Psychologist and avid "eclipse chaser" Dr Kate Russo was there that day, and now devotes a lot of her time to studying - and experiencing - the effects of the phenomena.
The former far-north Queenslander will be in Palm Cove on November 14, gazing at the sky, before interviewing fellow spectators for their reactions.
Russo has told AAP she has been addicted to experiencing eclipses since 1999, when she travelled to France in 1999 "out of curiosity".
"When you get hooked on it, it's something you try to see for the rest of your life," she said.
"As it started to progress over time, the more I noticed about the environment - the light started dimming, the birds started flying home to roost, I was picking up this terrible fear, which us eclipse chasers call primal fear.
"And then it just unfolded - the beauty of the eclipse was just stunning.
"I was speechless, I was shaking, I had goosebumps, I was in awe.
"It was the most incredible thing I've ever seen - it was like I'd just woken up and my life had changed."
Dr Stuart Ryder, from the Australian Astronomical Observatory, will also be heading to Palm Cove for the eclipse.
He says he'll be travelling for the fun of it, but explains that in the recent past, eclipses were used to study the solar corona - the sun's extremely hot outer atmosphere.
"Nowadays we have a fleet of spacecraft orbiting around the earth and indeed the sun, which can produce artificial eclipses," he said.

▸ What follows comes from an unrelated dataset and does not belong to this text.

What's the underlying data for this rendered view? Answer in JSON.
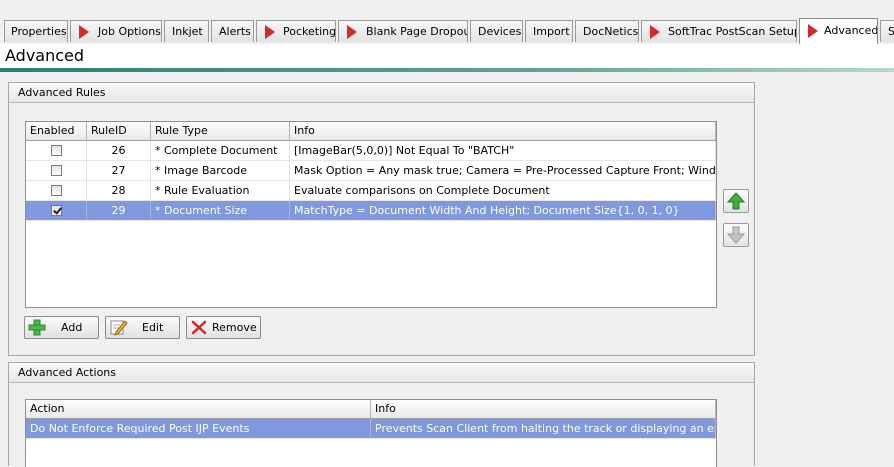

Ryder says it takes the moon about an hour to pass from first contact, when it begins to cross the sun's path, to totality, when the sun is completely obscured.
During those few minutes of totality, it will seem like a moonlit night.
"However, when you look at the sky in any direction for a couple of hundred kilometres, you can see parts of the atmosphere which are outside the moon's shadow," he said.
"So you'll see a black hole in the sky, with a pearly white filamentary corona around it for several degrees."
Up to 60,000 people are expected to visit Cairns for the eclipse, while a further 15,000 are set to pack Port Douglas.
Port Douglas Chamber of Commerce representative and newspaper editor Greg McLean says he expects the town to be busier than it is at the height of its peak tourist season.
He says all of the region's campsites have been booked out, and overflow areas at sporting fields have had to be set up.
"I imagine it's going to be as busy as the town could ever get ... it really is a once in a lifetime opportunity for Port Douglas."
Like most towns, Port Douglas has come up with some novel ways of celebrating its time out of the sun.
A marathon will begin just as the sun re-emerges from behind the moon, and the town will host the first-ever game of "fooket" - which involves simultaneous games of Aussie rules and cricket on the same oval.
Meanwhile, in a nod to the far north's hippy past, an eclectic mix of DJs, techno and folk acts will perform at the week-long Eclipse Festival, near the remote Palmer River Roadhouse.
Queensland Rail will send a chartered train to scenic Red Bluff, near Kuranda, giving 100 passengers a different perspective of the celestial dance.
But the thousands hoping to glimpse the eclipse should cross their fingers, as the eclipse falls within the far north's wet season and could be obscured by cloud cover and rain.
If it is a washout, they'll have to wait until Sydney goes dark in 2028 for the next total solar eclipse visible from Australian shores.
- Eclipse watchers should remember to wear safety goggles or view the event through simple projection devices, which can be made of cardboard. Even while hidden behind the moon, the sun is incredibly powerful. Just a few seconds of looking at it directly can cause blindness.